Sadly, the terror didn't stop at Stalin. No, under the hammer-and-sickle flag the Communists spread their poisonous ideology around the world to Central Asia, China, Korea, Vietnam, Cambodia, Africa, Central and South America, Eastern Europe, etc. Hundreds of millions of people were left dead in the wake of the very ideology that also spawned Antifa.
We are taught to hate the swastika and white supremacy groups because 6 million Jews died in the Holocaust. If we truly cared about the purposeful killing of millions of people for ideological reasons, then why do we turn a blind eye to the fact that three times as many people were butchered and enslaved by Stalin alone compared to those butchered by Hitler’s Holocaust? Quite frankly, as mass murders go, the Holocaust is junior varsity work compared to the savagery of the Communists. And as bad as American slavery was, it too pales compared to the mass slavery instituted by Communists.
In the 21st century, communism and its symbols should be absolutely despised. We have had over a century now to watch what Marxist ideas lead to: enslavement and death. At the very least, the hammer-and-sickle should be as reviled as the swastika. By embracing the hammer-and-sickle or the swastika, both Antifa and the neo-Nazis are aligning themselves with ideologies that brought about the greatest human suffering the world has ever seen. Truly, a pox on both their houses.
Devin is the co-founder and Chief Executive Officer of Charlemagne Institute, which operates Intellectual Takeout, Chronicles: A Magazine of American Culture, and the Alcuin Internship. He is a graduate of Hillsdale College where he studied history and political science. Prior to co-founding Charlemagne Institute, he served as the Director of Development at the Center of the American Experiment, a state-based think tank in Minnesota.
Devin is a contributor to local and national newspapers, a frequent guest on a variety of talk shows, such as Minneapolis' KTLK and NPR's Talk of the Nation, and regularly shares culture and education insights presenting to civic groups, schools, and other organizations. In 2011, he was named a Young Leader by the American Swiss Foundation.

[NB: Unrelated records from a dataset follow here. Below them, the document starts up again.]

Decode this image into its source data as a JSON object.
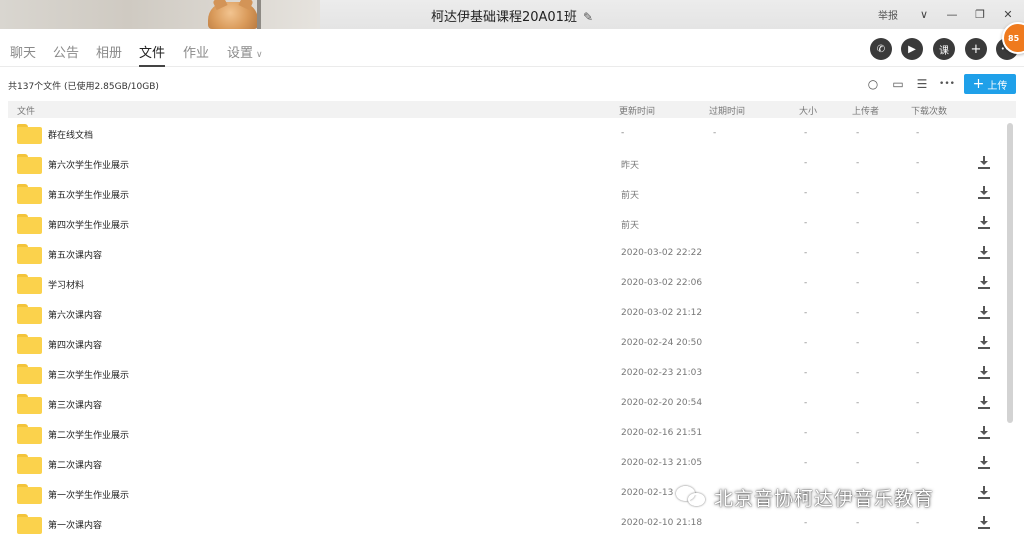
{
  "window": {
    "title": "柯达伊基础课程20A01班",
    "edit_icon": "✎",
    "report": "举报",
    "controls": {
      "dropdown": "∨",
      "minimize": "—",
      "restore": "❐",
      "close": "✕"
    },
    "badge": "85"
  },
  "tabs": [
    {
      "label": "聊天",
      "active": false
    },
    {
      "label": "公告",
      "active": false
    },
    {
      "label": "相册",
      "active": false
    },
    {
      "label": "文件",
      "active": true
    },
    {
      "label": "作业",
      "active": false
    },
    {
      "label": "设置",
      "active": false,
      "dropdown": "∨"
    }
  ],
  "actions": {
    "phone": "✆",
    "video": "▶",
    "class": "课",
    "add": "+",
    "more": "•••"
  },
  "files_toolbar": {
    "summary": "共137个文件 (已使用2.85GB/10GB)",
    "search_icon": "○",
    "storage_icon": "▭",
    "list_icon": "☰",
    "more_icon": "•••",
    "upload_label": "上传",
    "upload_plus": "+"
  },
  "columns": {
    "name": "文件",
    "updated": "更新时间",
    "expires": "过期时间",
    "size": "大小",
    "uploader": "上传者",
    "downloads": "下载次数"
  },
  "files": [
    {
      "name": "群在线文档",
      "updated": "-",
      "expires": "-",
      "size": "-",
      "uploader": "-",
      "downloads": "-",
      "downloadable": false
    },
    {
      "name": "第六次学生作业展示",
      "updated": "昨天",
      "expires": "",
      "size": "-",
      "uploader": "-",
      "downloads": "-",
      "downloadable": true
    },
    {
      "name": "第五次学生作业展示",
      "updated": "前天",
      "expires": "",
      "size": "-",
      "uploader": "-",
      "downloads": "-",
      "downloadable": true
    },
    {
      "name": "第四次学生作业展示",
      "updated": "前天",
      "expires": "",
      "size": "-",
      "uploader": "-",
      "downloads": "-",
      "downloadable": true
    },
    {
      "name": "第五次课内容",
      "updated": "2020-03-02 22:22",
      "expires": "",
      "size": "-",
      "uploader": "-",
      "downloads": "-",
      "downloadable": true
    },
    {
      "name": "学习材料",
      "updated": "2020-03-02 22:06",
      "expires": "",
      "size": "-",
      "uploader": "-",
      "downloads": "-",
      "downloadable": true
    },
    {
      "name": "第六次课内容",
      "updated": "2020-03-02 21:12",
      "expires": "",
      "size": "-",
      "uploader": "-",
      "downloads": "-",
      "downloadable": true
    },
    {
      "name": "第四次课内容",
      "updated": "2020-02-24 20:50",
      "expires": "",
      "size": "-",
      "uploader": "-",
      "downloads": "-",
      "downloadable": true
    },
    {
      "name": "第三次学生作业展示",
      "updated": "2020-02-23 21:03",
      "expires": "",
      "size": "-",
      "uploader": "-",
      "downloads": "-",
      "downloadable": true
    },
    {
      "name": "第三次课内容",
      "updated": "2020-02-20 20:54",
      "expires": "",
      "size": "-",
      "uploader": "-",
      "downloads": "-",
      "downloadable": true
    },
    {
      "name": "第二次学生作业展示",
      "updated": "2020-02-16 21:51",
      "expires": "",
      "size": "-",
      "uploader": "-",
      "downloads": "-",
      "downloadable": true
    },
    {
      "name": "第二次课内容",
      "updated": "2020-02-13 21:05",
      "expires": "",
      "size": "-",
      "uploader": "-",
      "downloads": "-",
      "downloadable": true
    },
    {
      "name": "第一次学生作业展示",
      "updated": "2020-02-13",
      "expires": "",
      "size": "-",
      "uploader": "-",
      "downloads": "-",
      "downloadable": true
    },
    {
      "name": "第一次课内容",
      "updated": "2020-02-10 21:18",
      "expires": "",
      "size": "-",
      "uploader": "-",
      "downloads": "-",
      "downloadable": true
    }
  ],
  "watermark": {
    "text": "北京音协柯达伊音乐教育"
  },
  "colors": {
    "accent": "#1fa0e9",
    "folder": "#fbd24c",
    "badge": "#ef7a1e"
  }
}
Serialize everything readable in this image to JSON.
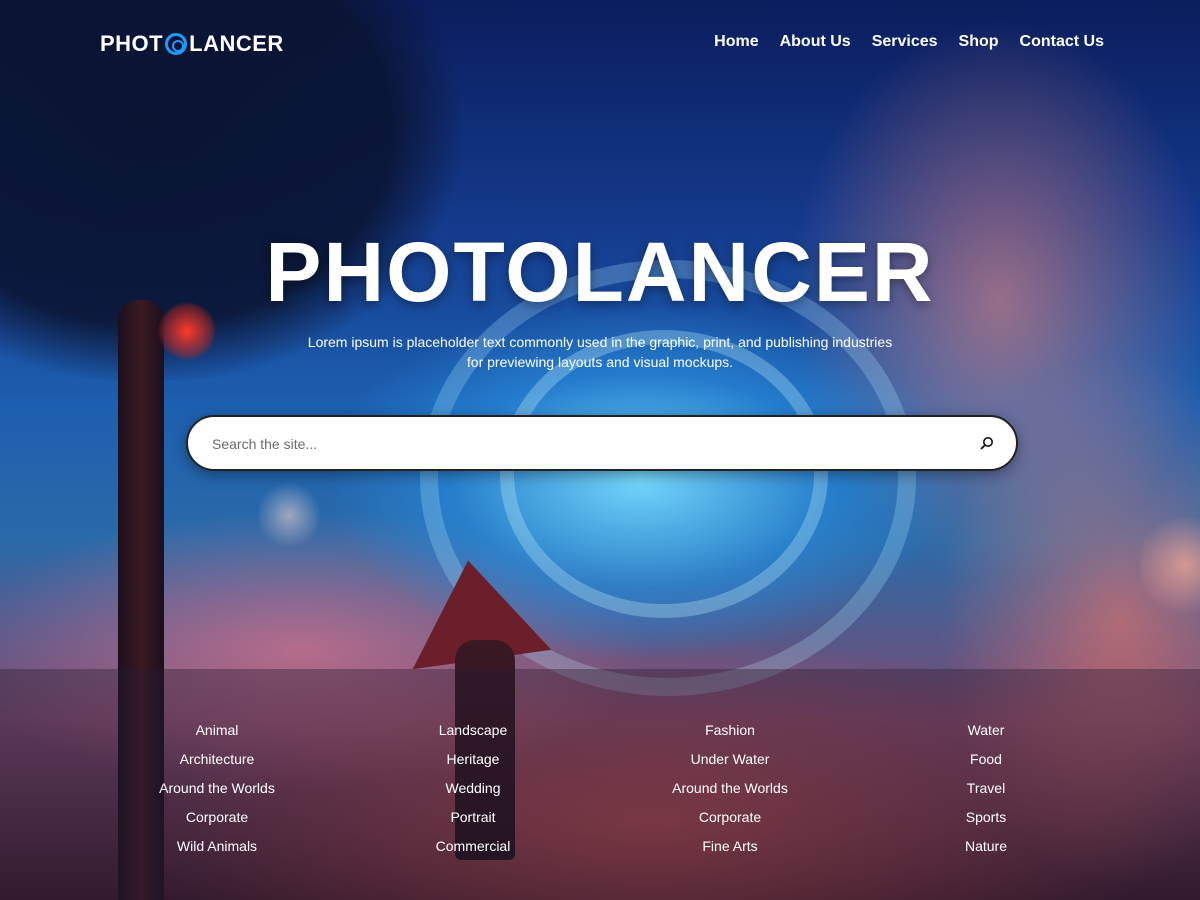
{
  "brand": {
    "logo_left": "PHOT",
    "logo_right": "LANCER",
    "accent_color": "#1e9bff",
    "logo_icon": "camera-lens-icon"
  },
  "nav": {
    "items": [
      {
        "label": "Home"
      },
      {
        "label": "About Us"
      },
      {
        "label": "Services"
      },
      {
        "label": "Shop"
      },
      {
        "label": "Contact Us"
      }
    ]
  },
  "hero": {
    "title": "PHOTOLANCER",
    "description": "Lorem ipsum is placeholder text commonly used in the graphic, print, and publishing industries for previewing layouts and visual mockups."
  },
  "search": {
    "placeholder": "Search the site...",
    "button_icon": "search-icon"
  },
  "categories": {
    "columns": [
      [
        "Animal",
        "Architecture",
        "Around the Worlds",
        "Corporate",
        "Wild Animals"
      ],
      [
        "Landscape",
        "Heritage",
        "Wedding",
        "Portrait",
        "Commercial"
      ],
      [
        "Fashion",
        "Under Water",
        "Around the Worlds",
        "Corporate",
        "Fine Arts"
      ],
      [
        "Water",
        "Food",
        "Travel",
        "Sports",
        "Nature"
      ]
    ]
  }
}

Devin and his wife have been married for eighteen years and have six children. When he's not working, Devin enjoys time with family while also relaxing through reading, horticulture, home projects, and skiing and snowboarding.